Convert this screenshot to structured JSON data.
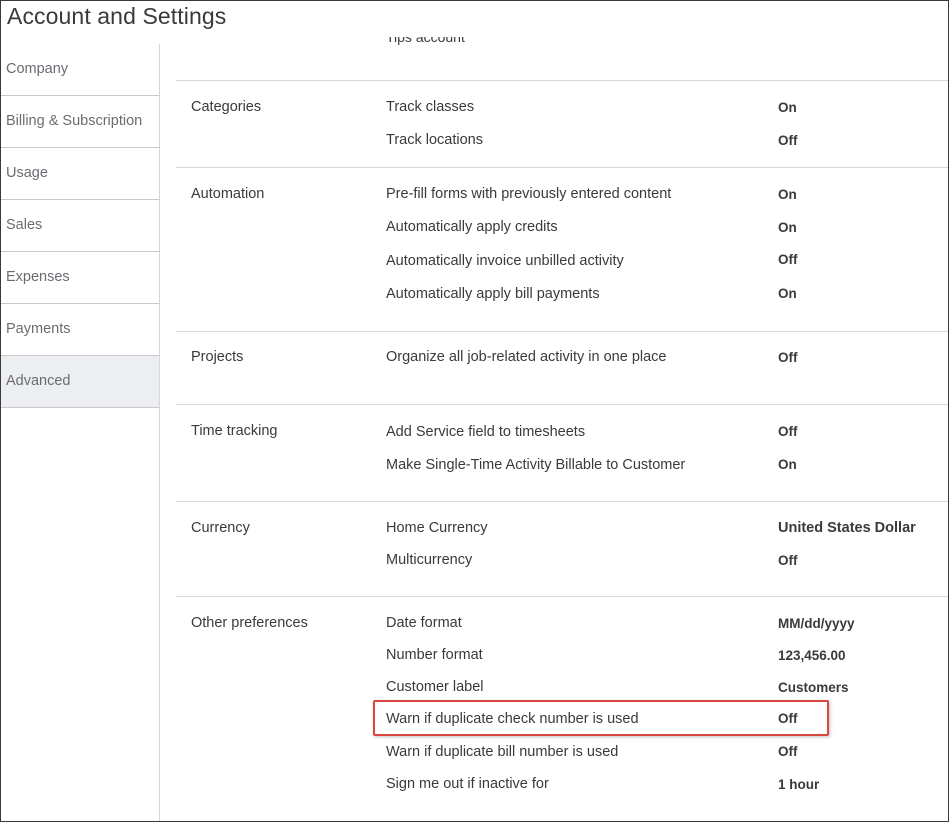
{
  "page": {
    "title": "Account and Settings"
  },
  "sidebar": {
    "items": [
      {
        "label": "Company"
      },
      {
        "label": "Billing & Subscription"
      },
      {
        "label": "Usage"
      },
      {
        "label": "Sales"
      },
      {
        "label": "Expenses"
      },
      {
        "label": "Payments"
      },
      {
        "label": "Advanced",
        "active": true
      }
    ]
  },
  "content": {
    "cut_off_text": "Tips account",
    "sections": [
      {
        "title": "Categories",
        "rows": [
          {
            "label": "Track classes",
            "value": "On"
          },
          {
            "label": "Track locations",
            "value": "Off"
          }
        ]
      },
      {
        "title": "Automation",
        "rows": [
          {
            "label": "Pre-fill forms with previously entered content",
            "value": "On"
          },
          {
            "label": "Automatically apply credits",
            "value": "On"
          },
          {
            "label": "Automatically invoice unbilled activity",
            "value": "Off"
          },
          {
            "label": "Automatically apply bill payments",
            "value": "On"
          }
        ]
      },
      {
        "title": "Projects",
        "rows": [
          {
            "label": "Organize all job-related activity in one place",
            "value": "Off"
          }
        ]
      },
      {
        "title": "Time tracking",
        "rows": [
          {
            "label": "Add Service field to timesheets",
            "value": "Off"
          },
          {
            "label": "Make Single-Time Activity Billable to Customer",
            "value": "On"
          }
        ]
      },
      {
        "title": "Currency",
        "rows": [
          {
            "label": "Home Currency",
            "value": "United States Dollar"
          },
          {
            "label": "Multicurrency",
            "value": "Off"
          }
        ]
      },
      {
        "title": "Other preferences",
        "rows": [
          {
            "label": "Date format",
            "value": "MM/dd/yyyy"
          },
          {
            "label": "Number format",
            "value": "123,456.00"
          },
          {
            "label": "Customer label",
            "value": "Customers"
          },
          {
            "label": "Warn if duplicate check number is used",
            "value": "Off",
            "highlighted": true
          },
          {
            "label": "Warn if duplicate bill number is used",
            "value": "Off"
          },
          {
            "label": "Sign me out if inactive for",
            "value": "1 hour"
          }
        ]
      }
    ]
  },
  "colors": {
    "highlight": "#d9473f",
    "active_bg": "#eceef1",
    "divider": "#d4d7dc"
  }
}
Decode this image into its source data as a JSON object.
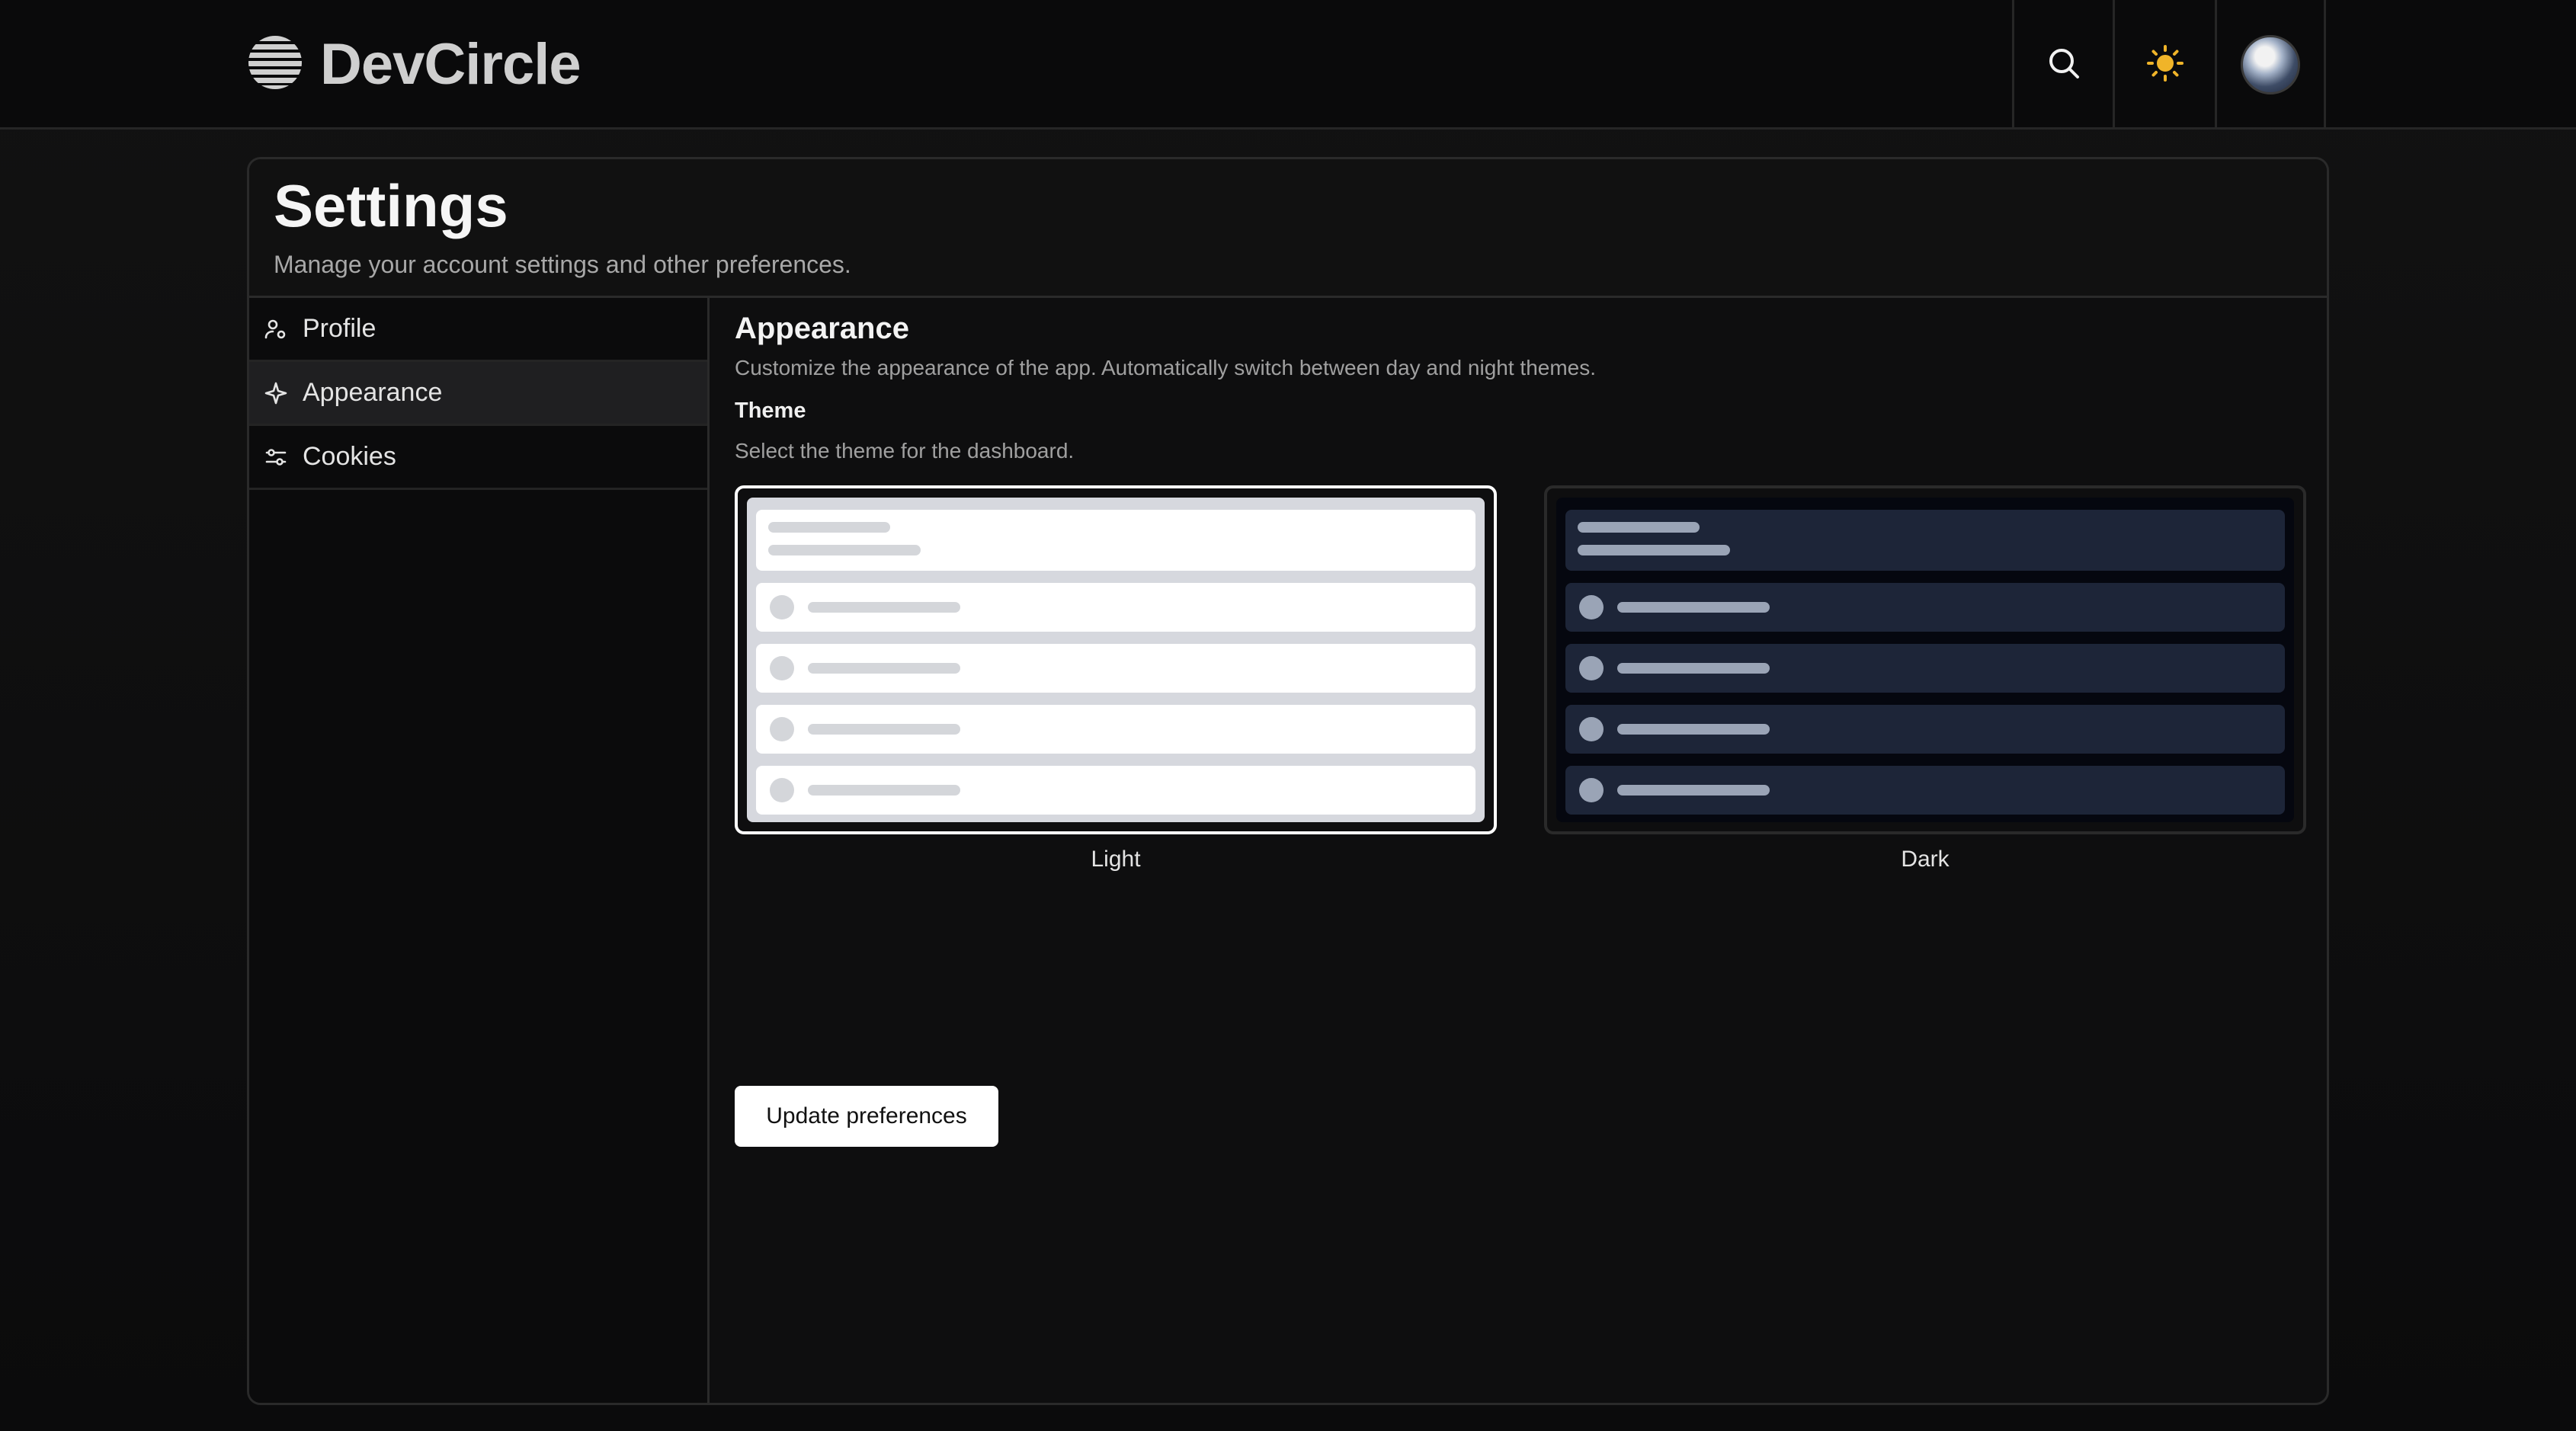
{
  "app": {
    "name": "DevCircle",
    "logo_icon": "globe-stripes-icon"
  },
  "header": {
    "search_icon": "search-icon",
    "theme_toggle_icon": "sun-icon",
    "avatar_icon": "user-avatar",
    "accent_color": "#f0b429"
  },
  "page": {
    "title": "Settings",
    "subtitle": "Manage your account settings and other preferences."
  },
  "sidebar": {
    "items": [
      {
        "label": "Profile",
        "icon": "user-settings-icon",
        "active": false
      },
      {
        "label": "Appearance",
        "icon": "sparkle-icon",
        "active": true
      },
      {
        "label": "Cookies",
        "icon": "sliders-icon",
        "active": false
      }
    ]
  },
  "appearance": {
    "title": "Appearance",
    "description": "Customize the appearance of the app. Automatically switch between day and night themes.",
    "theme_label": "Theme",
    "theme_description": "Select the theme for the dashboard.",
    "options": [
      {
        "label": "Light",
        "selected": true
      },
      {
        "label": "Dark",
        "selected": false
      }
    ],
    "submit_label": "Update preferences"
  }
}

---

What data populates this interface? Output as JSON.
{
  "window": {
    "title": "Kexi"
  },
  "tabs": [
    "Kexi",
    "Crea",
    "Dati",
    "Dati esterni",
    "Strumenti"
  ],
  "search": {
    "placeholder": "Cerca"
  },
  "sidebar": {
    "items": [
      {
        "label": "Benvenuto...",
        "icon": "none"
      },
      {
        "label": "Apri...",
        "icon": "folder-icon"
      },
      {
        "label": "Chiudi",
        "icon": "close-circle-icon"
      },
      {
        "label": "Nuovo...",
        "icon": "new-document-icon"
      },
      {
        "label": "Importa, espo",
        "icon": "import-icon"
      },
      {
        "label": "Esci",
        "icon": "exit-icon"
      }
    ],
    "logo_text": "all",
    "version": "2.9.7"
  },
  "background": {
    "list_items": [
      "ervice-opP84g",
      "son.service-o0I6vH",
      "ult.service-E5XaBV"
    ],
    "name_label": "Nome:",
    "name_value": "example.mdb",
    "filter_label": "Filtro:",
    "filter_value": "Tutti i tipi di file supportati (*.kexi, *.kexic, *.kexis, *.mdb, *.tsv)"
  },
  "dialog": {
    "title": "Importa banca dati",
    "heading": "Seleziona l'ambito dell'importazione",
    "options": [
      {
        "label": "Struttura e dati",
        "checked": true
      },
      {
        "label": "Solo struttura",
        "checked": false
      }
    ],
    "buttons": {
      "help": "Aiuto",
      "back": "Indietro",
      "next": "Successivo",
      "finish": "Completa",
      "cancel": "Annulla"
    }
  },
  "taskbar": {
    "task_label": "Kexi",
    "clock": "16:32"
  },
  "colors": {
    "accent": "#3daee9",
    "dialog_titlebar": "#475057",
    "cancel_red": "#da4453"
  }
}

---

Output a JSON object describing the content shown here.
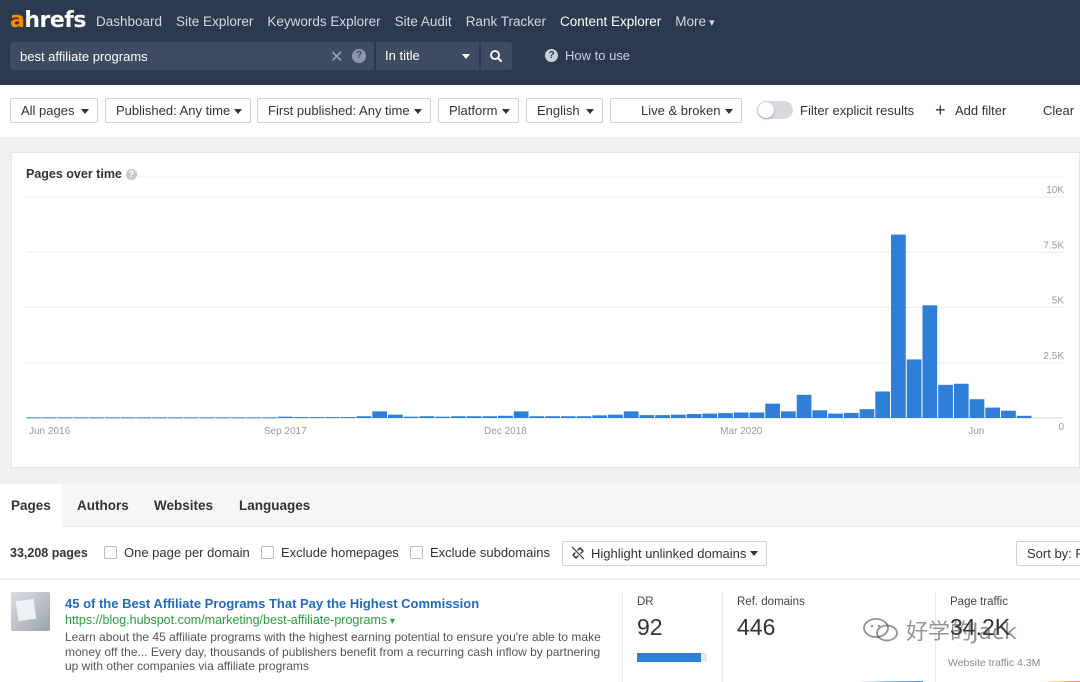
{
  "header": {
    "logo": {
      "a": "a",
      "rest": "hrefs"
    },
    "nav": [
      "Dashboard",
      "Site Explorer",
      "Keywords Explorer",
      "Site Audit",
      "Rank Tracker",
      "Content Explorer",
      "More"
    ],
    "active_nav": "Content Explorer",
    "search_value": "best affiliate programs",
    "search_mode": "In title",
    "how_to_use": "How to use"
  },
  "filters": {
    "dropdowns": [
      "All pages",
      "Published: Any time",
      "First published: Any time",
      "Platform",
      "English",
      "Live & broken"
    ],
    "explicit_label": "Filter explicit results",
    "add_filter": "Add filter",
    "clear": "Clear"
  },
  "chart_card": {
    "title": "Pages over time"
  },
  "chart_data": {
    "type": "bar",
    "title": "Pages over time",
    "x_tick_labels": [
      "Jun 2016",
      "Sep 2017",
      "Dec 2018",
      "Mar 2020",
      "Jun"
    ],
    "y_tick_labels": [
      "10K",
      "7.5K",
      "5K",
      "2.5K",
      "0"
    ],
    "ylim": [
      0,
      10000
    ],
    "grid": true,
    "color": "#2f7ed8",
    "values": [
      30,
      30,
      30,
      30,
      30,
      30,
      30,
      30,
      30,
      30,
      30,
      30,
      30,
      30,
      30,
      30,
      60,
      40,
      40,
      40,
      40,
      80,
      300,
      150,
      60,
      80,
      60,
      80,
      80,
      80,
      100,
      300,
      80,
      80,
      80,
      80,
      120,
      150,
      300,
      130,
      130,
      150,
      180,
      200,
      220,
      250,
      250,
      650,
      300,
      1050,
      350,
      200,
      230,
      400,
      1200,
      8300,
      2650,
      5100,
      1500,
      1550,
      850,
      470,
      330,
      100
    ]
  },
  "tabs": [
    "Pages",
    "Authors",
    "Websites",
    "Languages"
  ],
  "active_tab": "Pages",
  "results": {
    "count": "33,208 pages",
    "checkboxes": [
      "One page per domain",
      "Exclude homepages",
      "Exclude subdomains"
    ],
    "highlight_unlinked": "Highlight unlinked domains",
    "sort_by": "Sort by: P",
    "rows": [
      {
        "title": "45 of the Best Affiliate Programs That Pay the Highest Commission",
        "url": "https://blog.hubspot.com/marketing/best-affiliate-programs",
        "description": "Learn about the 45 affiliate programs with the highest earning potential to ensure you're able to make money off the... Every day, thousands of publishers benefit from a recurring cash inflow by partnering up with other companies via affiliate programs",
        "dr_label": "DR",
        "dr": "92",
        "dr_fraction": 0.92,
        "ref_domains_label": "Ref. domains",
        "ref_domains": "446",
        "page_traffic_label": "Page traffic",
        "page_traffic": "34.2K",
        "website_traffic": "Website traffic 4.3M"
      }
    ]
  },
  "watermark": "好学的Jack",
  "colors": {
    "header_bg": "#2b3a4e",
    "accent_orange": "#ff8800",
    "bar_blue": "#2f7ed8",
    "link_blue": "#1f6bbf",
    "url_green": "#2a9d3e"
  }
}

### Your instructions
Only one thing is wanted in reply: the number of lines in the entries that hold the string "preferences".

### Result below
3